Purchasing your first kettlebell
First of all...what is a kettlebell?
Kettlebell (KB): A weight that looks like a cannonball with a handle, usually denoted in kilograms. We can thank the Russian military for this little gem. It’s an entire full-body gym contained inside an iron-clad purse, if you will.
It is the single most versatile tool for a total body workout that you will find, which is why I recommend purchasing a mid-sized bell for your own home. The options are endless as to what you can do with this thing, plus it makes a great doorstop.
Purchasing Your Own Bell
Selecting a kettlebell is highly individual and can vary greatly depending on a person’s size, strength level and experience.

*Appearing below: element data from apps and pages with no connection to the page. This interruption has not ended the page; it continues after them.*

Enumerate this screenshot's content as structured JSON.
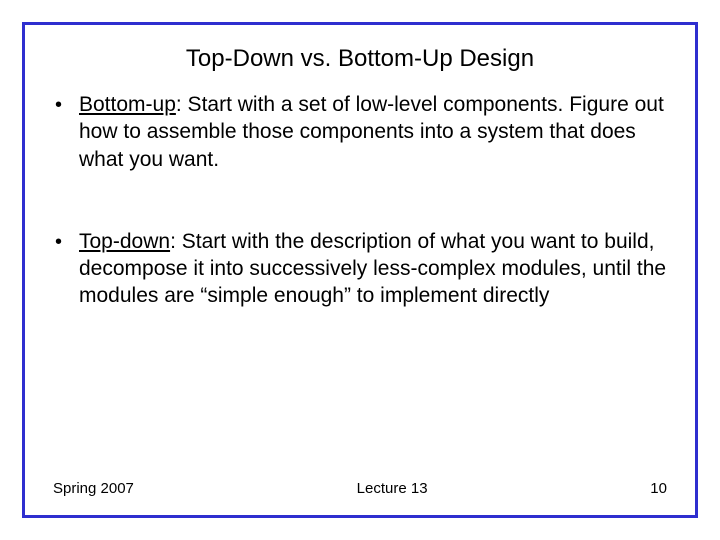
{
  "title": "Top-Down vs. Bottom-Up Design",
  "bullets": [
    {
      "term": "Bottom-up",
      "rest": ":  Start with a set of low-level components. Figure out how to assemble those components into a system that does what you want."
    },
    {
      "term": "Top-down",
      "rest": ": Start with the description of what you want to build, decompose it into successively less-complex modules, until the modules are “simple enough” to implement directly"
    }
  ],
  "footer": {
    "left": "Spring 2007",
    "center": "Lecture 13",
    "right": "10"
  }
}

However, if you are interested in purchasing your first kettlebell for your own home, my advice is to go for a mid-sized bell that is light enough for one arm work, but heavy enough for high volume of swings and squats.
My suggestions are as follows (1 kilogram = 2.2 pounds):
Beginner 12kg - 14kg
Intermediate 14kg - 16kg
Advanced 16kg - 20kg
For most women who have experience with bells, I would recommend starting with a 14kg or 16kg. It’s a solid choice for a mid-sized bell. It might feel a little light for two-handed swings, but it should be a decent amount of challenge for one-arm work. I worked with a 16kg in my own home for 2 years and was always able to get a great full body workout.
Beginner 14kg - 16kg
Intermediate 18kg - 20kg
Advanced 22kg - 24kg
For men with experience, an 18kg or 20kg should be a good starter bell.
When I teach the two handed kettlebell swing, I tell my clients that learning to swing with a bell that is too light is like learning to pitch with a whiffle ball.
You can load up the arm all you want, wind and throw as hard as you can, only to see the whiffle ball whither to the ground and die 2 feet in front of you. Obviously, this doesn't help instruct the mechanics of the pitch very well.
However, if you were to throw a baseball, imagine the weight of the ball in your hand. You would learn much more about the force needed to throw the ball because you are receiving more feedback from the weight. Got it?
Learning to swing is no different. Oftentimes we end up doing far more work than we need to if we are learning to swing with a bell that is too light. Of course, we want to ensure great form and the ability to create tension in our body in the kettlebell deadlift first before graduating to a swing, but once we have our technique on lockdown, loading up a swing with an moderately-sized bell can teach us more about the mechanics of the swing than if we were to stick with something too light. Be brave within reason with your selection!
Again, bell size greatly depends on your strength, weight and experience, and is also dependent upon the exercise you are doing. For instance, you would want to choose something heavier for KB Deadlifts, but something lighter for 1 arm rows. This is just meant as a general guideline, so always choose what feels best to you.